AMY GOODMAN: Does the Energy Transfer Partners lose something by not building by January 1st?
TARA HOUSKA: They do. You know, as this—they recently just brought a suit in court saying that, you know, so far we’ve cost them $100 million, that the demonstrations against their project has cost them dearly. And, you know, it’s a reality that this will eventually become a stranded asset. So, you know, if they can’t reach their January 1st build deadlines and are forced to push this project back, I hope that many of their funding partners, which we have, you know, looked at and we know—there’s a full list of them, and people have gone and done direct action, nonviolent direct action, at those places—don’t support a project that impacts negatively so many people. There’s 17 million people that live along the Missouri River. This is indigenous lands. This is sacred sites being destroyed. No investor should want to be part of a project like that. Move to renewable energy.
AMY GOODMAN: Finally, what are you saying about the resistance camps? There are thousands of people who are there. The chairman of the Standing Rock Sioux Tribe, Dave Archambault, says now you can go home and enjoy your winters at home, because this pipeline, at this point, cannot move forward. Do you feel the same way?
TARA HOUSKA: You know, I feel like I think it’s—you know, the response of the administration, from President Obama, was due to a lot of pressure. You know, they put out this Army Corps letter saying that they were going to treat indigenous people as trespassers on treaty lands. More people came. They said they were going to subject us to local law enforcement. More people came. The veterans all showed up, you know, thousands and thousands of people, to effectuate this change. And so, knowing that the Trump administration is coming in, this fight is not over. And so, you know, I think maybe people might need a break. Some folks probably need to go home and like, you know, regroup, after such violations have happened, you know, really violent altercations on behalf of the police. And, you know, I think that we need to remain vigilant at the same time and know that this could happen in just a few short months.

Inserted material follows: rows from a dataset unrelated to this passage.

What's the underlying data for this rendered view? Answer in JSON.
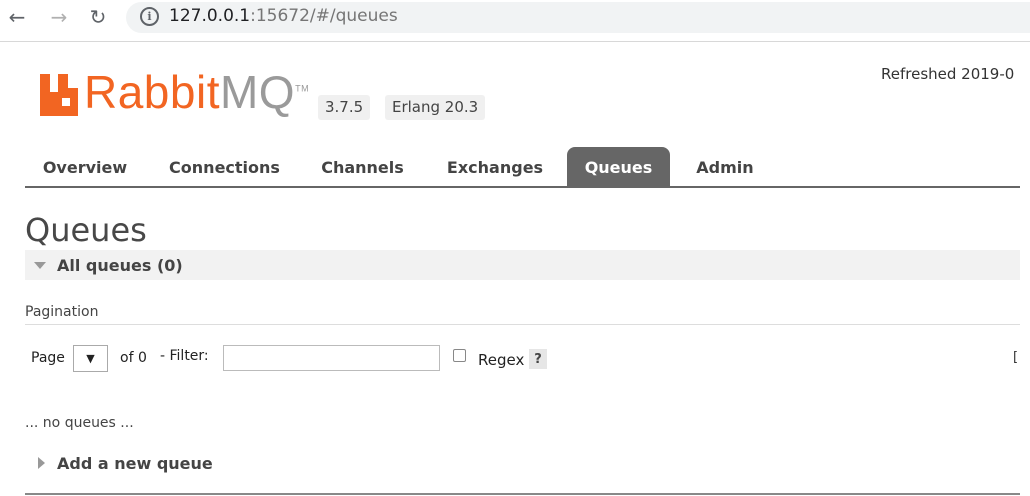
{
  "browser": {
    "url_host": "127.0.0.1",
    "url_rest": ":15672/#/queues"
  },
  "header": {
    "logo_rabbit": "Rabbit",
    "logo_mq": "MQ",
    "logo_tm": "TM",
    "version": "3.7.5",
    "erlang": "Erlang 20.3",
    "refreshed": "Refreshed 2019-0"
  },
  "tabs": [
    {
      "label": "Overview",
      "active": false
    },
    {
      "label": "Connections",
      "active": false
    },
    {
      "label": "Channels",
      "active": false
    },
    {
      "label": "Exchanges",
      "active": false
    },
    {
      "label": "Queues",
      "active": true
    },
    {
      "label": "Admin",
      "active": false
    }
  ],
  "main": {
    "title": "Queues",
    "section_title": "All queues (0)",
    "pagination_label": "Pagination",
    "page_label": "Page",
    "page_select_value": "▼",
    "of_label": "of 0",
    "filter_label": "- Filter:",
    "filter_value": "",
    "regex_label": "Regex",
    "regex_checked": false,
    "help_label": "?",
    "edge_text": "[",
    "empty_text": "... no queues ...",
    "add_queue_label": "Add a new queue"
  },
  "colors": {
    "brand_orange": "#f26522",
    "tab_active_bg": "#666666"
  }
}
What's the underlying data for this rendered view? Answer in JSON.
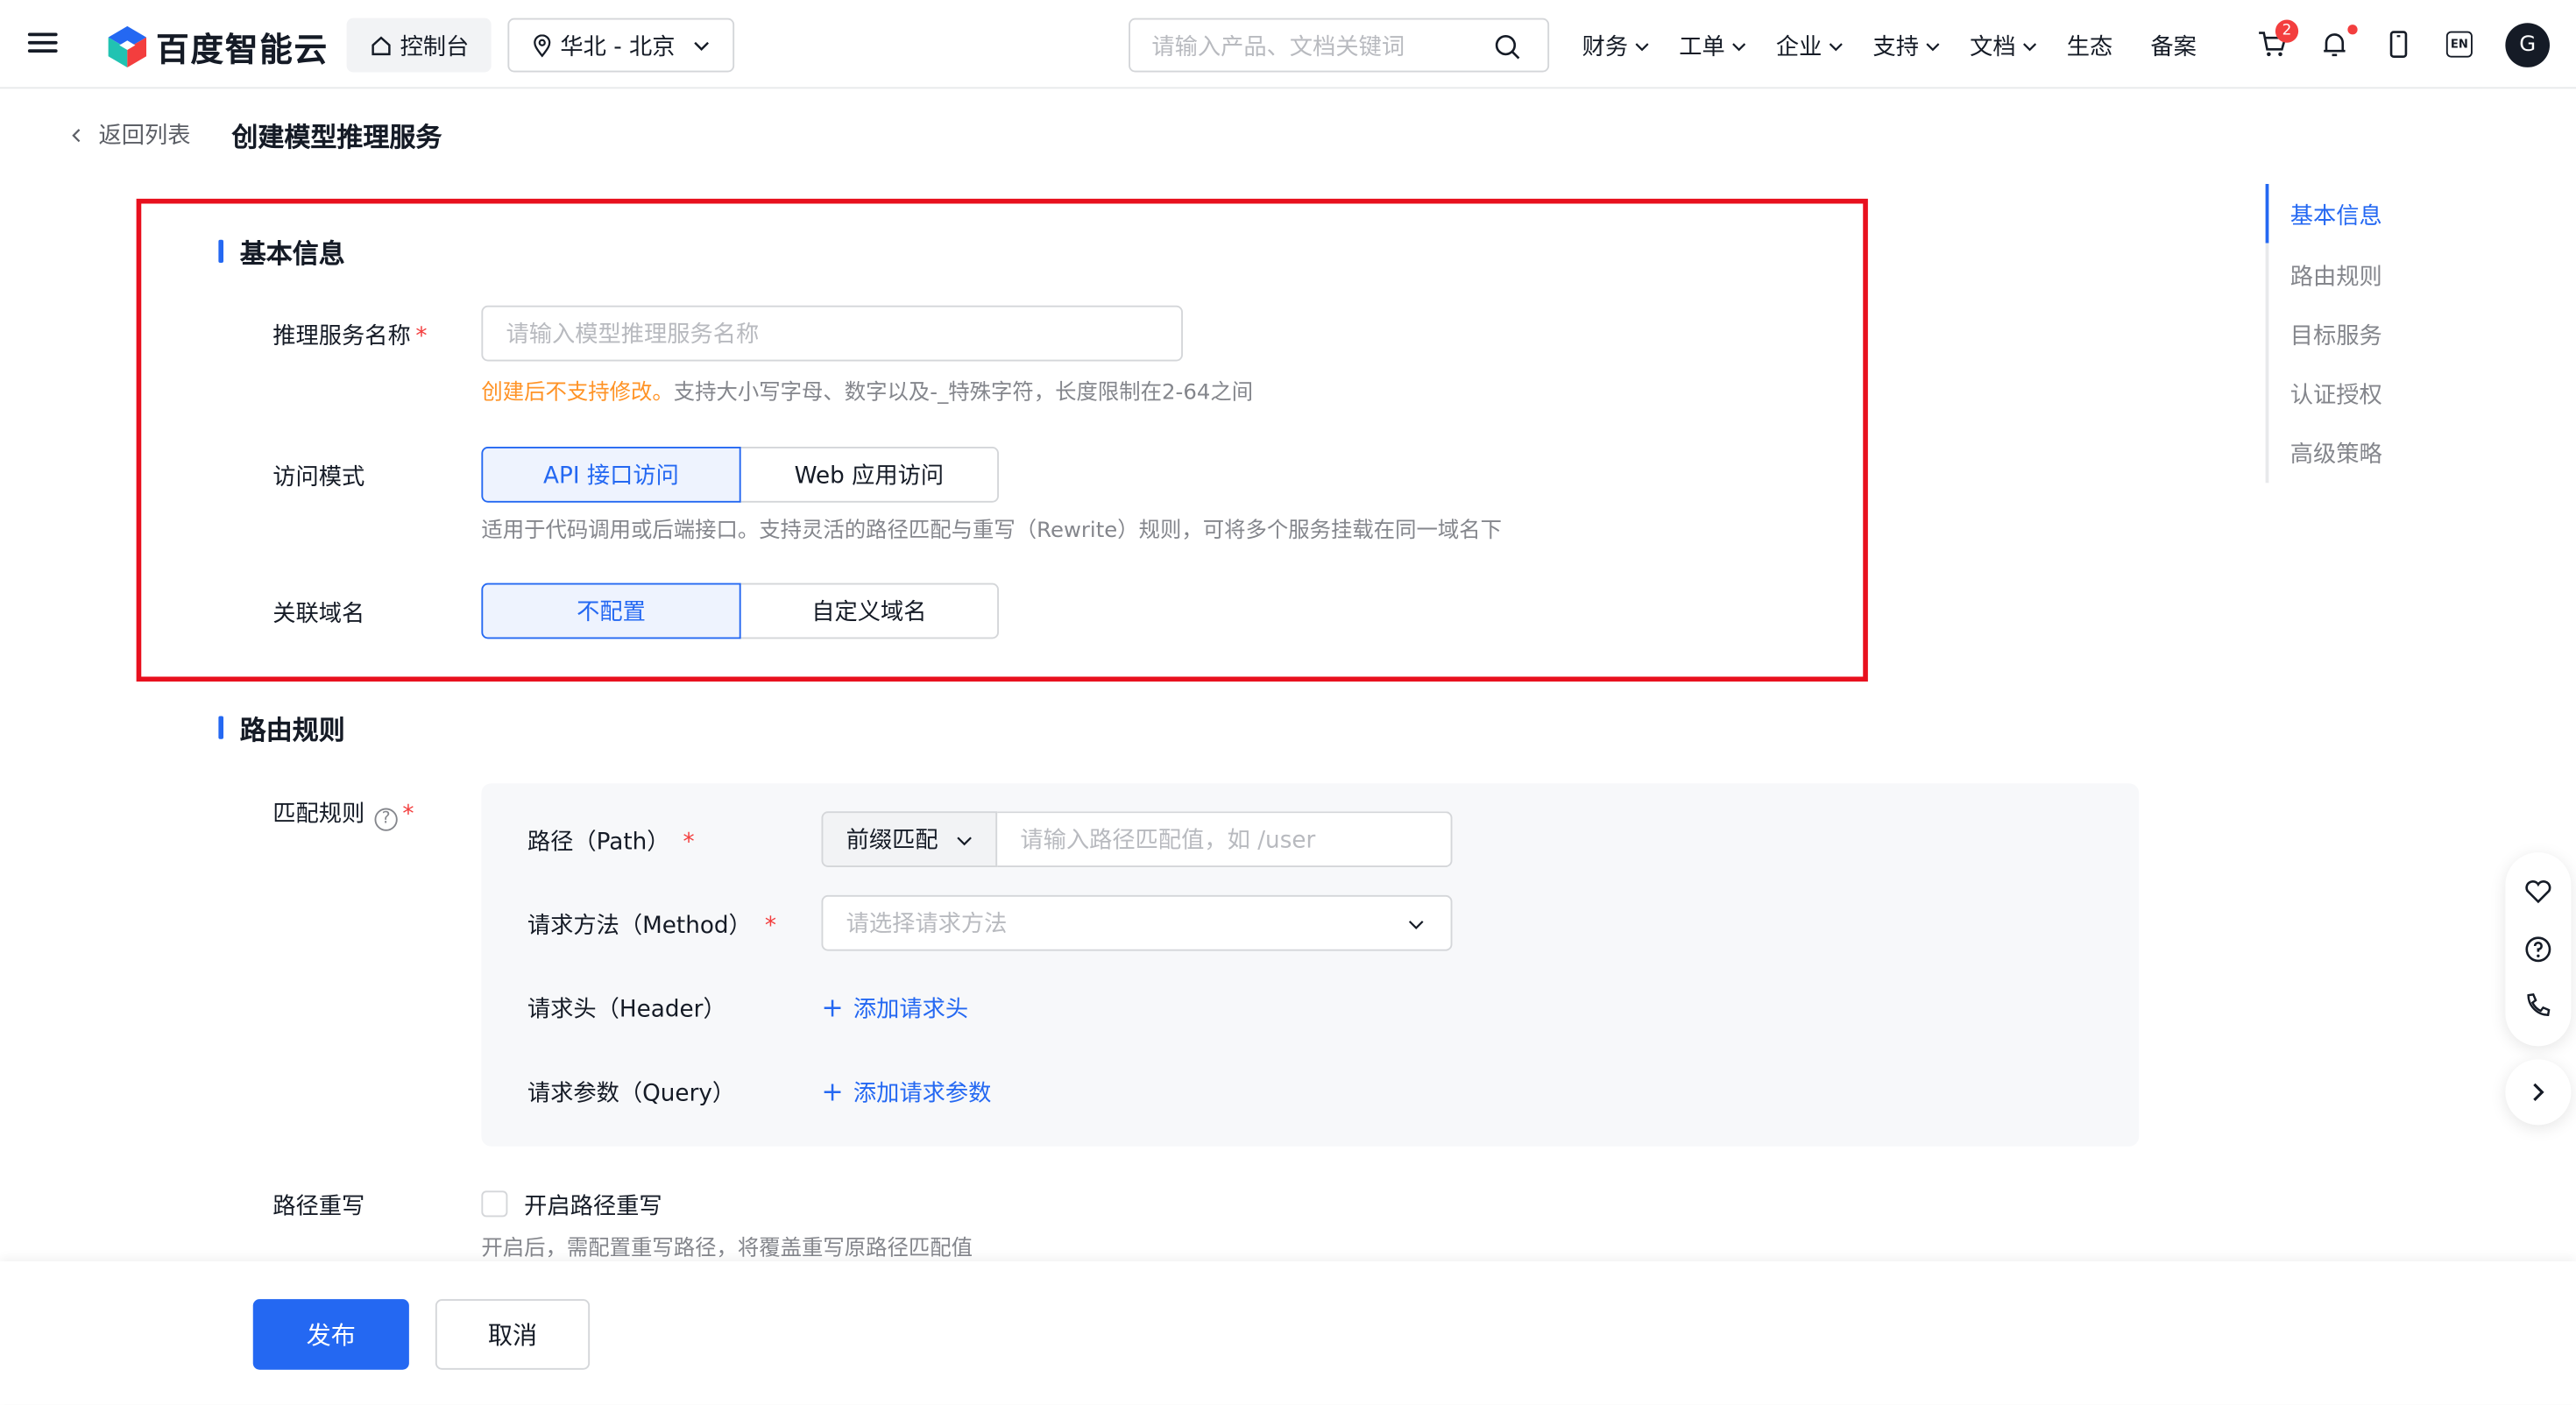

AMY GOODMAN: Tara Houska, I want to thank you for being with us, national campaigns director for Honor the Earth. She’s Ojibwe from Couchiching First Nation, has been living in North Dakota now for many months. You’re not actually at the resistance camp now; you’re in Mandan at the Honor the Earth jail support house. Very quickly, in 20 seconds, are there anyone—is there anyone else in jail now who was arrested for protesting the Dakota Access pipeline, the jail being in Mandan, where you are?
TARA HOUSKA: Red Fawn remains in incarceration. She was the woman that was originally charged with attempted murder. The prosecutor had to drop that charge, and now they’re charging her with felony possession of a weapon. So, her case remains ongoing. But there have been over 500 charges brought, so we have a long road in front of us to actually defend these folks.
AMY GOODMAN: Tara Houska is also an indigenous lawyer.